When asked about the lag in the rollout of COVID-19 vaccine in Algoma, Loo tells SooToday that while the health unit receives its regular allocation on a per capita basis, extra doses - prioritized for hotspots - haven’t been coming here.  

“We know that people have been very anxious to get immunized, and what I will say is that for the first three weeks of May, the province has been allocating additional vaccine supplies to hotspot areas in order to prevent as many hospitalizations and deaths as possible,” said Loo, speaking with SooToday Friday. “Now, Algoma has continued to receive our baseline vaccine allocations from the province - proportional to our population on a per capita basis - but of course, we have not received any extra doses or allocations for hotspots.”

While a number of health units in the province are busy vaccinating the 40-plus cohort, Algoma Public Health is just beginning to vaccinate the 50-plus age group. Loo says that priority groups - including older age groups, those considered high-risk, and the region’s Indigenous community which accounts for more than 13 per cent of Algoma’s population - must be vaccinated according to the province’s priority sequence.  

“We drop the age bans on our booking system once we know that the higher priority groups and the higher-risk, older age groups have had ample opportunity to book,” said Loo. “So as we roll out, we are always following the priority sequence that’s established by the province.”

The health unit says it’s always trying to improve upon its booking system for its vaccination clinics - a booking system that has caused fits of frustration for some SooToday readers. 

“I would say that it is an ever-ongoing process of improvement with booking,” said Loo. “Let’s remember that this mass immunization program is the biggest in history. We are trying to immunize every single person in the community, so certainly we’ve had to make ongoing adjustments - vastly expanding our phone lines, and making sure that the online booking system is also accessible and user friendly.”

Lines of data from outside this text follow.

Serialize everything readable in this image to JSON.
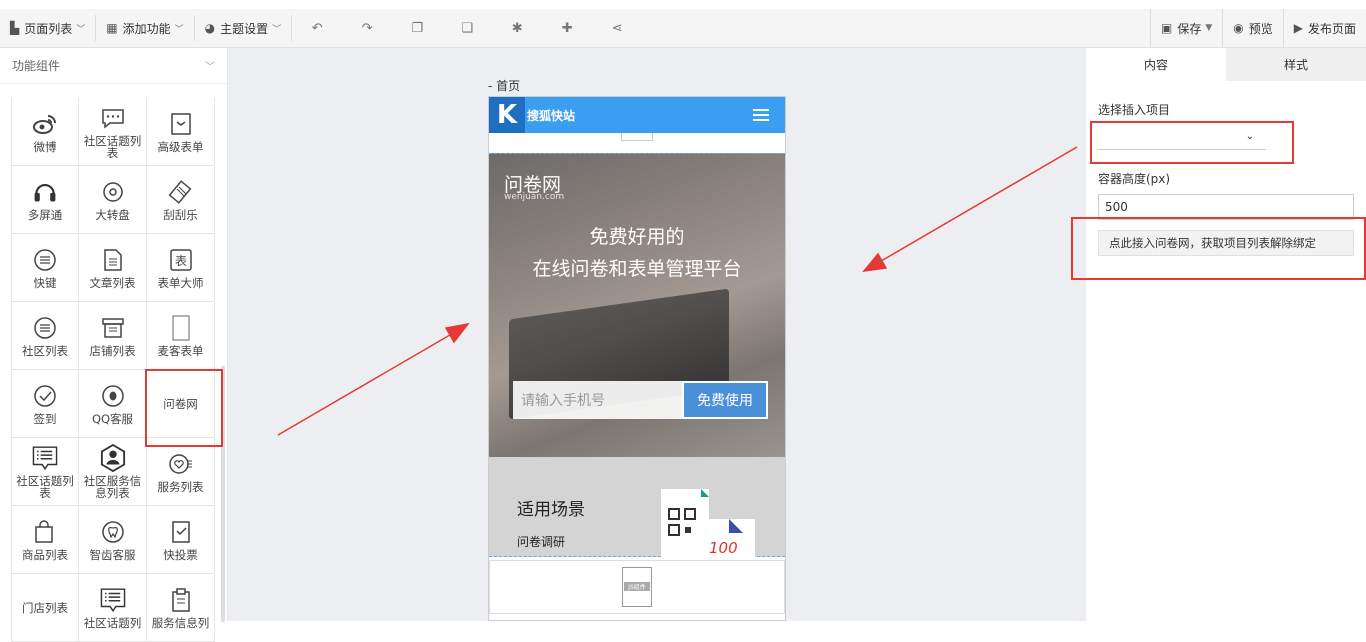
{
  "toolbar": {
    "page_list": "页面列表",
    "add_feature": "添加功能",
    "theme": "主题设置",
    "save": "保存",
    "preview": "预览",
    "publish": "发布页面"
  },
  "left": {
    "header": "功能组件",
    "components": [
      {
        "label": "微博",
        "icon": "weibo-icon"
      },
      {
        "label": "社区话题列表",
        "icon": "chat-bubble-icon"
      },
      {
        "label": "高级表单",
        "icon": "form-icon"
      },
      {
        "label": "多屏通",
        "icon": "headset-icon"
      },
      {
        "label": "大转盘",
        "icon": "wheel-icon"
      },
      {
        "label": "刮刮乐",
        "icon": "ticket-icon"
      },
      {
        "label": "快键",
        "icon": "list-circle-icon"
      },
      {
        "label": "文章列表",
        "icon": "document-icon"
      },
      {
        "label": "表单大师",
        "icon": "table-icon"
      },
      {
        "label": "社区列表",
        "icon": "list-circle-icon"
      },
      {
        "label": "店铺列表",
        "icon": "store-icon"
      },
      {
        "label": "麦客表单",
        "icon": "page-icon"
      },
      {
        "label": "签到",
        "icon": "check-circle-icon"
      },
      {
        "label": "QQ客服",
        "icon": "qq-icon"
      },
      {
        "label": "问卷网",
        "icon": "none"
      },
      {
        "label": "社区话题列表",
        "icon": "message-list-icon"
      },
      {
        "label": "社区服务信息列表",
        "icon": "service-shield-icon"
      },
      {
        "label": "服务列表",
        "icon": "heart-list-icon"
      },
      {
        "label": "商品列表",
        "icon": "bag-icon"
      },
      {
        "label": "智齿客服",
        "icon": "tooth-icon"
      },
      {
        "label": "快投票",
        "icon": "vote-icon"
      },
      {
        "label": "门店列表",
        "icon": "none"
      },
      {
        "label": "社区话题列",
        "icon": "message-list-icon"
      },
      {
        "label": "服务信息列",
        "icon": "clipboard-icon"
      }
    ]
  },
  "canvas": {
    "page_label": "- 首页",
    "site_title": "搜狐快站",
    "logo_letter": "K",
    "banner": {
      "logo": "问卷网",
      "logo_sub": "wenjuan.com",
      "headline1": "免费好用的",
      "headline2": "在线问卷和表单管理平台",
      "phone_placeholder": "请输入手机号",
      "cta": "免费使用"
    },
    "scene": {
      "title": "适用场景",
      "item": "问卷调研",
      "number": "100"
    },
    "js_label": "JS组件"
  },
  "right": {
    "tab_content": "内容",
    "tab_style": "样式",
    "select_label": "选择插入项目",
    "height_label": "容器高度(px)",
    "height_value": "500",
    "bind_button": "点此接入问卷网，获取项目列表解除绑定"
  },
  "colors": {
    "accent": "#3c9ef0",
    "highlight": "#e53935"
  }
}
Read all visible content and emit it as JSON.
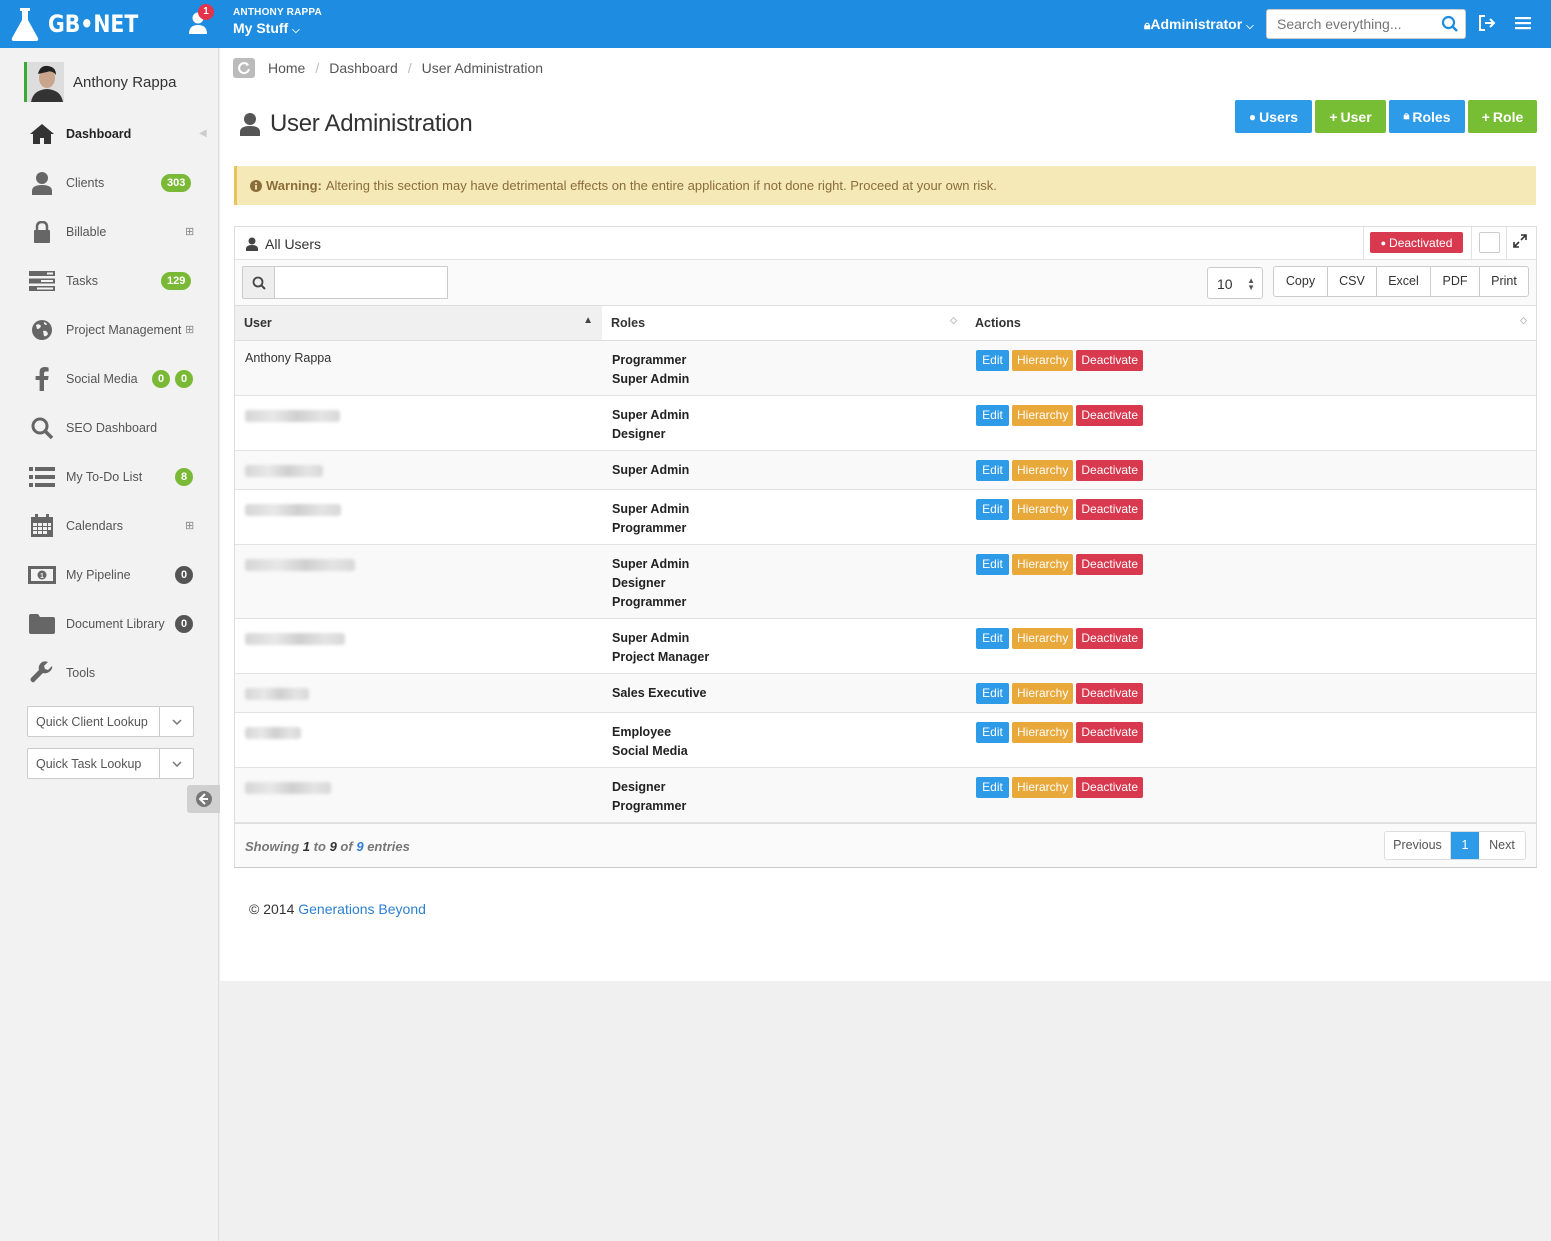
{
  "app": {
    "logo_text": "GB•NET"
  },
  "topbar": {
    "notification_count": "1",
    "user_name": "ANTHONY RAPPA",
    "menu_label": "My Stuff",
    "role_label": "Administrator",
    "search_placeholder": "Search everything..."
  },
  "sidebar": {
    "profile_name": "Anthony Rappa",
    "items": [
      {
        "label": "Dashboard",
        "icon": "home-icon"
      },
      {
        "label": "Clients",
        "icon": "user-icon",
        "badge": "303"
      },
      {
        "label": "Billable",
        "icon": "lock-icon",
        "expand": "⊞"
      },
      {
        "label": "Tasks",
        "icon": "tasks-icon",
        "badge": "129"
      },
      {
        "label": "Project Management",
        "icon": "globe-icon",
        "expand": "⊞"
      },
      {
        "label": "Social Media",
        "icon": "facebook-icon",
        "badges": [
          "0",
          "0"
        ]
      },
      {
        "label": "SEO Dashboard",
        "icon": "search-icon"
      },
      {
        "label": "My To-Do List",
        "icon": "list-icon",
        "badge": "8"
      },
      {
        "label": "Calendars",
        "icon": "calendar-icon",
        "expand": "⊞"
      },
      {
        "label": "My Pipeline",
        "icon": "money-icon",
        "badge": "0"
      },
      {
        "label": "Document Library",
        "icon": "folder-icon",
        "badge": "0"
      },
      {
        "label": "Tools",
        "icon": "wrench-icon"
      }
    ],
    "quick_client_lookup": "Quick Client Lookup",
    "quick_task_lookup": "Quick Task Lookup"
  },
  "breadcrumb": [
    "Home",
    "Dashboard",
    "User Administration"
  ],
  "page": {
    "title": "User Administration",
    "buttons": {
      "users": "Users",
      "add_user": "User",
      "roles": "Roles",
      "add_role": "Role"
    }
  },
  "warning": {
    "label": "Warning:",
    "text": "Altering this section may have detrimental effects on the entire application if not done right. Proceed at your own risk."
  },
  "panel": {
    "title": "All Users",
    "deactivated_toggle": "Deactivated",
    "page_length": "10",
    "export_buttons": [
      "Copy",
      "CSV",
      "Excel",
      "PDF",
      "Print"
    ],
    "columns": [
      "User",
      "Roles",
      "Actions"
    ],
    "action_labels": {
      "edit": "Edit",
      "hierarchy": "Hierarchy",
      "deactivate": "Deactivate"
    },
    "rows": [
      {
        "user": "Anthony Rappa",
        "roles": [
          "Programmer",
          "Super Admin"
        ]
      },
      {
        "user": "",
        "roles": [
          "Super Admin",
          "Designer"
        ]
      },
      {
        "user": "",
        "roles": [
          "Super Admin"
        ]
      },
      {
        "user": "",
        "roles": [
          "Super Admin",
          "Programmer"
        ]
      },
      {
        "user": "",
        "roles": [
          "Super Admin",
          "Designer",
          "Programmer"
        ]
      },
      {
        "user": "",
        "roles": [
          "Super Admin",
          "Project Manager"
        ]
      },
      {
        "user": "",
        "roles": [
          "Sales Executive"
        ]
      },
      {
        "user": "",
        "roles": [
          "Employee",
          "Social Media"
        ]
      },
      {
        "user": "",
        "roles": [
          "Designer",
          "Programmer"
        ]
      }
    ],
    "info": {
      "prefix": "Showing",
      "start": "1",
      "to": "to",
      "end": "9",
      "of": "of",
      "total": "9",
      "suffix": "entries"
    },
    "pagination": {
      "previous": "Previous",
      "current": "1",
      "next": "Next"
    }
  },
  "footer": {
    "copyright": "© 2014",
    "link": "Generations Beyond"
  },
  "colors": {
    "primary": "#1e8ce0",
    "success": "#78be34",
    "danger": "#d9394f",
    "warning_btn": "#e8a83a",
    "alert_bg": "#f5e9b8"
  }
}
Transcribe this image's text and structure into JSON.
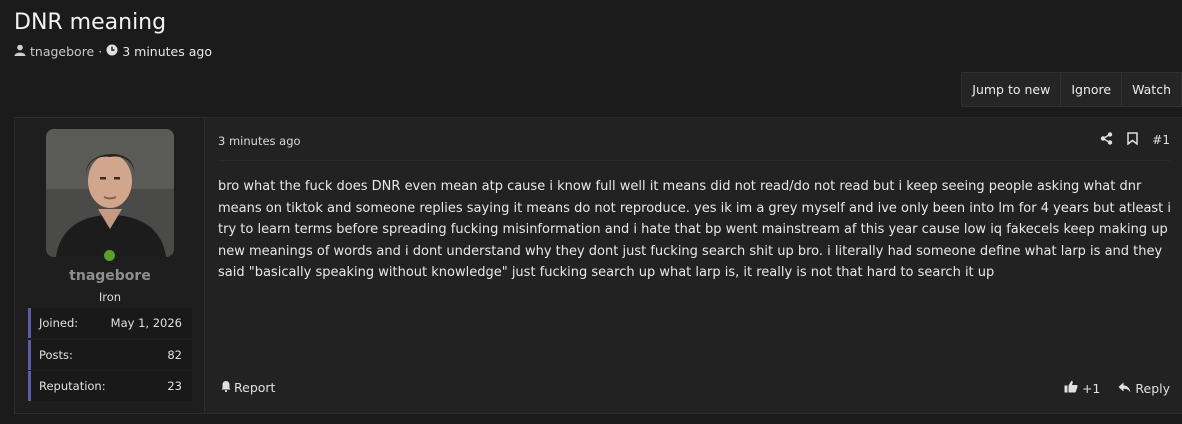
{
  "thread": {
    "title": "DNR meaning",
    "author": "tnagebore",
    "separator": "·",
    "time": "3 minutes ago"
  },
  "actions": {
    "jump_to_new": "Jump to new",
    "ignore": "Ignore",
    "watch": "Watch"
  },
  "post": {
    "date": "3 minutes ago",
    "number": "#1",
    "body": "bro what the fuck does DNR even mean atp cause i know full well it means did not read/do not read but i keep seeing people asking what dnr means on tiktok and someone replies saying it means do not reproduce. yes ik im a grey myself and ive only been into lm for 4 years but atleast i try to learn terms before spreading fucking misinformation and i hate that bp went mainstream af this year cause low iq fakecels keep making up new meanings of words and i dont understand why they dont just fucking search shit up bro. i literally had someone define what larp is and they said \"basically speaking without knowledge\" just fucking search up what larp is, it really is not that hard to search it up",
    "report_label": "Report",
    "reaction_count": "+1",
    "reply_label": "Reply"
  },
  "user": {
    "name": "tnagebore",
    "title": "Iron",
    "stats": [
      {
        "label": "Joined:",
        "value": "May 1, 2026"
      },
      {
        "label": "Posts:",
        "value": "82"
      },
      {
        "label": "Reputation:",
        "value": "23"
      }
    ]
  },
  "colors": {
    "background": "#1b1b1b",
    "panel": "#222222",
    "stat_accent": "#5c5ea6",
    "online": "#5aa02c"
  }
}
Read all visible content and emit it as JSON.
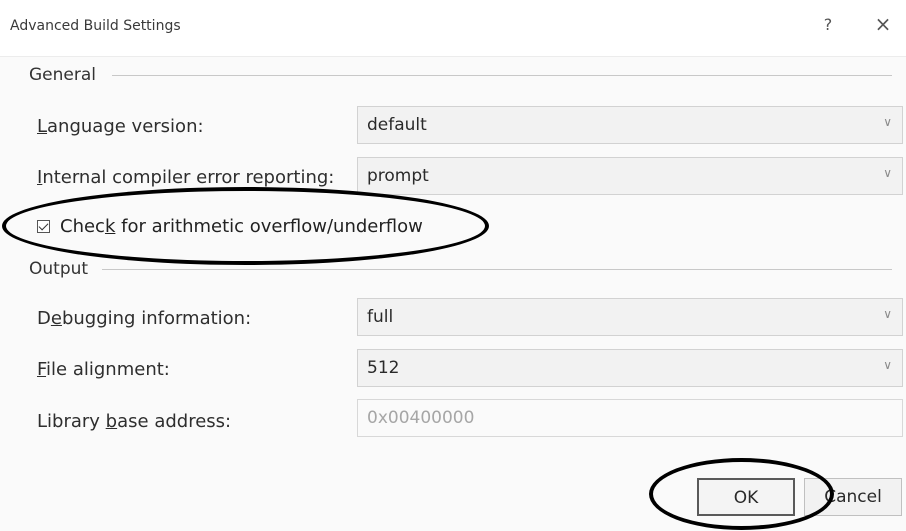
{
  "window": {
    "title": "Advanced Build Settings",
    "help_glyph": "?",
    "close_glyph": "×"
  },
  "general": {
    "group_label": "General",
    "language_version": {
      "label_pre": "",
      "label_accel": "L",
      "label_post": "anguage version:",
      "value": "default"
    },
    "ice_reporting": {
      "label_pre": "",
      "label_accel": "I",
      "label_post": "nternal compiler error reporting:",
      "value": "prompt"
    },
    "overflow_check": {
      "label_pre": "Chec",
      "label_accel": "k",
      "label_post": " for arithmetic overflow/underflow",
      "checked": true
    }
  },
  "output": {
    "group_label": "Output",
    "debugging": {
      "label_pre": "D",
      "label_accel": "e",
      "label_post": "bugging information:",
      "value": "full"
    },
    "file_alignment": {
      "label_pre": "",
      "label_accel": "F",
      "label_post": "ile alignment:",
      "value": "512"
    },
    "library_base": {
      "label_pre": "Library ",
      "label_accel": "b",
      "label_post": "ase address:",
      "value": "0x00400000"
    }
  },
  "buttons": {
    "ok": "OK",
    "cancel": "Cancel"
  },
  "icons": {
    "dropdown": "chevron-down-icon",
    "close": "close-icon",
    "help": "help-icon"
  }
}
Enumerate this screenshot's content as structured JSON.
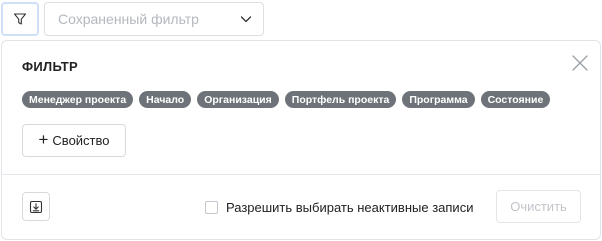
{
  "top_bar": {
    "filter_toggle_icon": "funnel-icon",
    "saved_filter": {
      "placeholder": "Сохраненный фильтр",
      "dropdown_icon": "chevron-down-icon"
    }
  },
  "panel": {
    "title": "ФИЛЬТР",
    "close_icon": "close-icon",
    "chips": [
      "Менеджер проекта",
      "Начало",
      "Организация",
      "Портфель проекта",
      "Программа",
      "Состояние"
    ],
    "add_property": {
      "plus": "+",
      "label": "Свойство"
    },
    "export_icon": "download-icon",
    "allow_inactive": {
      "label": "Разрешить выбирать неактивные записи",
      "checked": false
    },
    "clear_label": "Очистить"
  },
  "colors": {
    "chip_bg": "#6d7378",
    "focus_border": "#cfe0f5",
    "disabled_text": "#c0c4c9",
    "placeholder_text": "#b3b8bf"
  }
}
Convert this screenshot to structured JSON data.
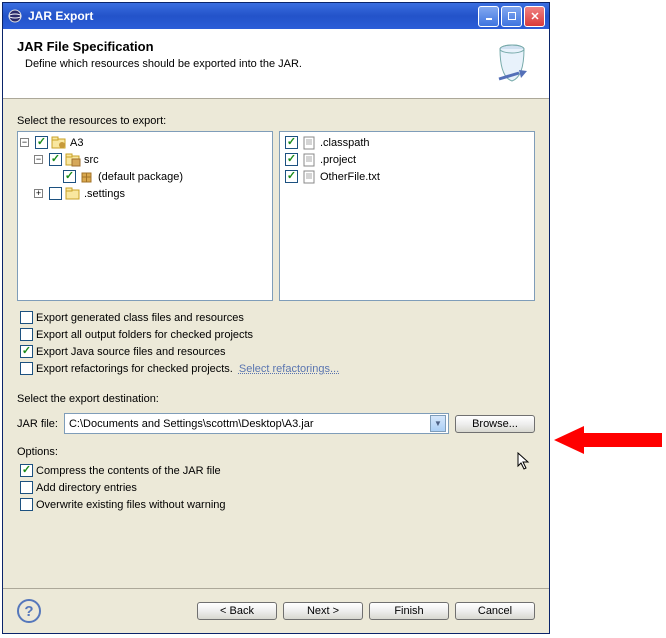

Algoma Public Health announced another round of COVID vaccination clinics earlier this week, with the 50-plus age group now added to the eligibility list for the clinics to be held at GFL Memorial Gardens. The clinics will take place May 20 and 27, and June 3, 4, 10 and 11.

Bookings for the clinics, which include 7,000 appointment slots, begin Monday at 5 p.m. online and by phone.

A number of new area pharmacies will also begin offering COVID-19 vaccinations beginning next week, and will be accepting appointment registrations from those aged 40 and over.

The health unit is reminding the public to try and avoid double-booking vaccination appointments.

“I think it’s great that people are trying to get immunized as early as possible, but let’s make sure that you don’t take an extra spot,” said Loo. “And once you’re immunized, if you’ve been on a pharmacy waitlist elsewhere, or if you’ve already booked into a different appointment, to make sure that you let us know.”

“That spot will be made available, and taken up in seconds.”

Loo wishes to acknowledge the amount of work being done by community partners, from the immunizers giving up their free time after work, to the support from the municipality, local business community and the Algoma Vaccine Support Council  

“I really just want to acknowledge that it’s been a tremendous community effort, and the level of engagement - the sheer number of people who have been involved and supportive of this process - has been really tremendous,” Loo said.

More information on vaccine clincs in our region can be found on the Algoma Public Health website.

- with files from Riley Smith